(Website and app data records)
• • • •

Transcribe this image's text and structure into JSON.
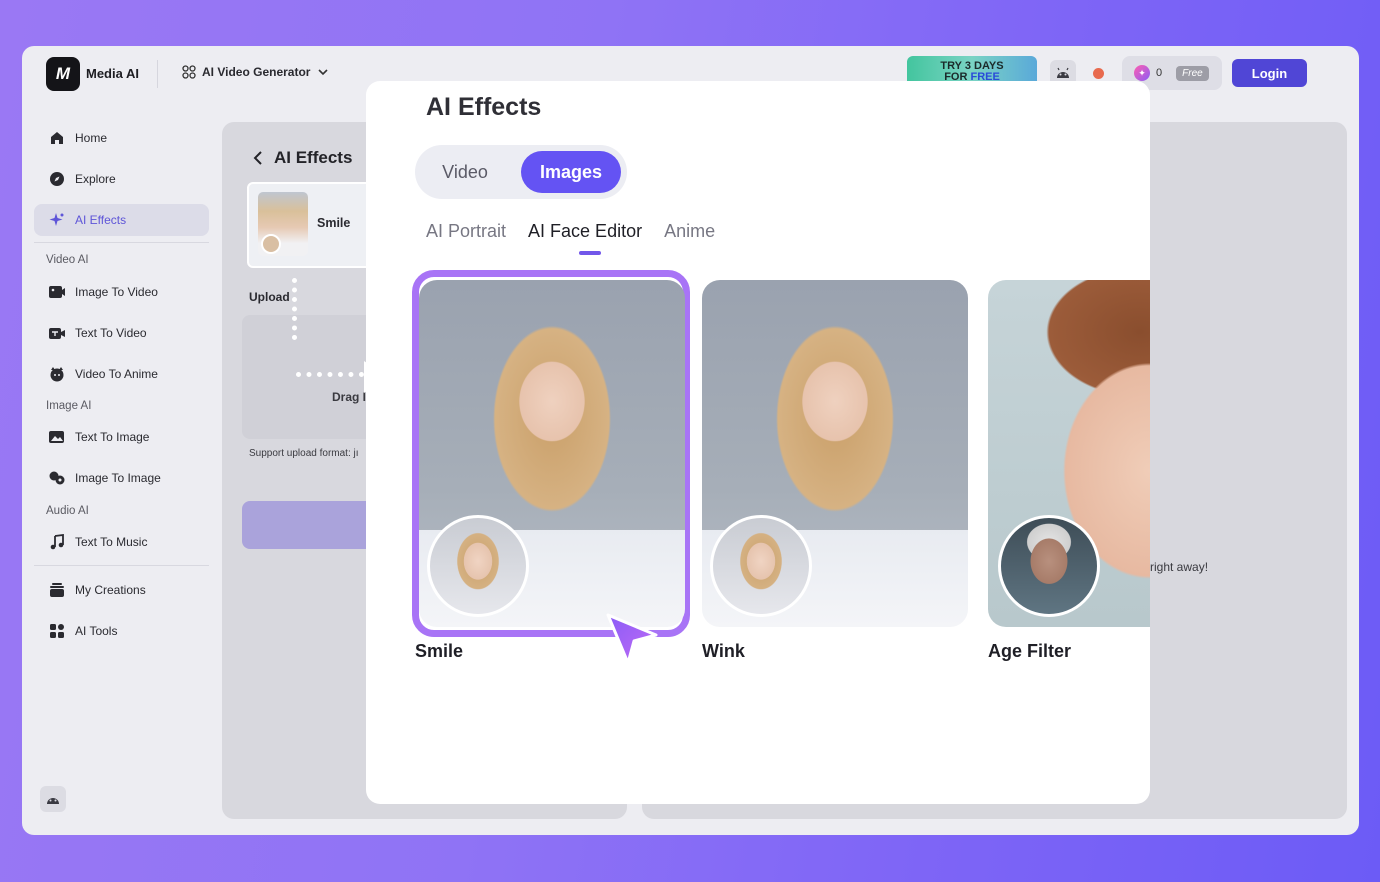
{
  "header": {
    "logo_text": "M",
    "app_name": "Media AI",
    "generator_menu": "AI Video Generator",
    "banner_line1": "TRY 3 DAYS",
    "banner_line2_prefix": "FOR ",
    "banner_line2_free": "FREE",
    "credits": "0",
    "plan_badge": "Free",
    "login_label": "Login"
  },
  "sidebar": {
    "items": [
      {
        "label": "Home",
        "icon": "home-icon"
      },
      {
        "label": "Explore",
        "icon": "compass-icon"
      },
      {
        "label": "AI Effects",
        "icon": "sparkle-icon"
      }
    ],
    "sections": {
      "video_ai": "Video AI",
      "image_ai": "Image AI",
      "audio_ai": "Audio AI"
    },
    "video_items": [
      {
        "label": "Image To Video",
        "icon": "image-video-icon"
      },
      {
        "label": "Text To Video",
        "icon": "text-video-icon"
      },
      {
        "label": "Video To Anime",
        "icon": "anime-icon"
      }
    ],
    "image_items": [
      {
        "label": "Text To Image",
        "icon": "text-image-icon"
      },
      {
        "label": "Image To Image",
        "icon": "image-image-icon"
      }
    ],
    "audio_items": [
      {
        "label": "Text To Music",
        "icon": "music-note-icon"
      }
    ],
    "bottom_items": [
      {
        "label": "My Creations",
        "icon": "stack-icon"
      },
      {
        "label": "AI Tools",
        "icon": "tools-grid-icon"
      }
    ]
  },
  "left_panel": {
    "back_title": "AI Effects",
    "selected_effect": "Smile",
    "upload_label": "Upload",
    "drop_text": "Drag I",
    "support_text": "Support upload format: jı"
  },
  "right_panel": {
    "partial_text": "right away!"
  },
  "modal": {
    "title": "AI Effects",
    "segments": {
      "video": "Video",
      "images": "Images",
      "active": "Images"
    },
    "subtabs": [
      "AI Portrait",
      "AI Face Editor",
      "Anime"
    ],
    "active_subtab": "AI Face Editor",
    "cards": [
      {
        "label": "Smile",
        "selected": true
      },
      {
        "label": "Wink",
        "selected": false
      },
      {
        "label": "Age Filter",
        "selected": false
      }
    ]
  },
  "colors": {
    "accent": "#6453f3",
    "selection_frame": "#a874f6",
    "login_button": "#5046d6"
  }
}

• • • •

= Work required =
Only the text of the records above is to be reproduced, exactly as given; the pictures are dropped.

= Written response =
Transcribe this image's text and structure into JSON.
{
  "header": {
    "logo_text": "M",
    "app_name": "Media AI",
    "generator_menu": "AI Video Generator",
    "banner_line1": "TRY 3 DAYS",
    "banner_line2_prefix": "FOR ",
    "banner_line2_free": "FREE",
    "credits": "0",
    "plan_badge": "Free",
    "login_label": "Login"
  },
  "sidebar": {
    "items": [
      {
        "label": "Home",
        "icon": "home-icon"
      },
      {
        "label": "Explore",
        "icon": "compass-icon"
      },
      {
        "label": "AI Effects",
        "icon": "sparkle-icon"
      }
    ],
    "sections": {
      "video_ai": "Video AI",
      "image_ai": "Image AI",
      "audio_ai": "Audio AI"
    },
    "video_items": [
      {
        "label": "Image To Video",
        "icon": "image-video-icon"
      },
      {
        "label": "Text To Video",
        "icon": "text-video-icon"
      },
      {
        "label": "Video To Anime",
        "icon": "anime-icon"
      }
    ],
    "image_items": [
      {
        "label": "Text To Image",
        "icon": "text-image-icon"
      },
      {
        "label": "Image To Image",
        "icon": "image-image-icon"
      }
    ],
    "audio_items": [
      {
        "label": "Text To Music",
        "icon": "music-note-icon"
      }
    ],
    "bottom_items": [
      {
        "label": "My Creations",
        "icon": "stack-icon"
      },
      {
        "label": "AI Tools",
        "icon": "tools-grid-icon"
      }
    ]
  },
  "left_panel": {
    "back_title": "AI Effects",
    "selected_effect": "Smile",
    "upload_label": "Upload",
    "drop_text": "Drag I",
    "support_text": "Support upload format: jı"
  },
  "right_panel": {
    "partial_text": "right away!"
  },
  "modal": {
    "title": "AI Effects",
    "segments": {
      "video": "Video",
      "images": "Images",
      "active": "Images"
    },
    "subtabs": [
      "AI Portrait",
      "AI Face Editor",
      "Anime"
    ],
    "active_subtab": "AI Face Editor",
    "cards": [
      {
        "label": "Smile",
        "selected": true
      },
      {
        "label": "Wink",
        "selected": false
      },
      {
        "label": "Age Filter",
        "selected": false
      }
    ]
  },
  "colors": {
    "accent": "#6453f3",
    "selection_frame": "#a874f6",
    "login_button": "#5046d6"
  }
}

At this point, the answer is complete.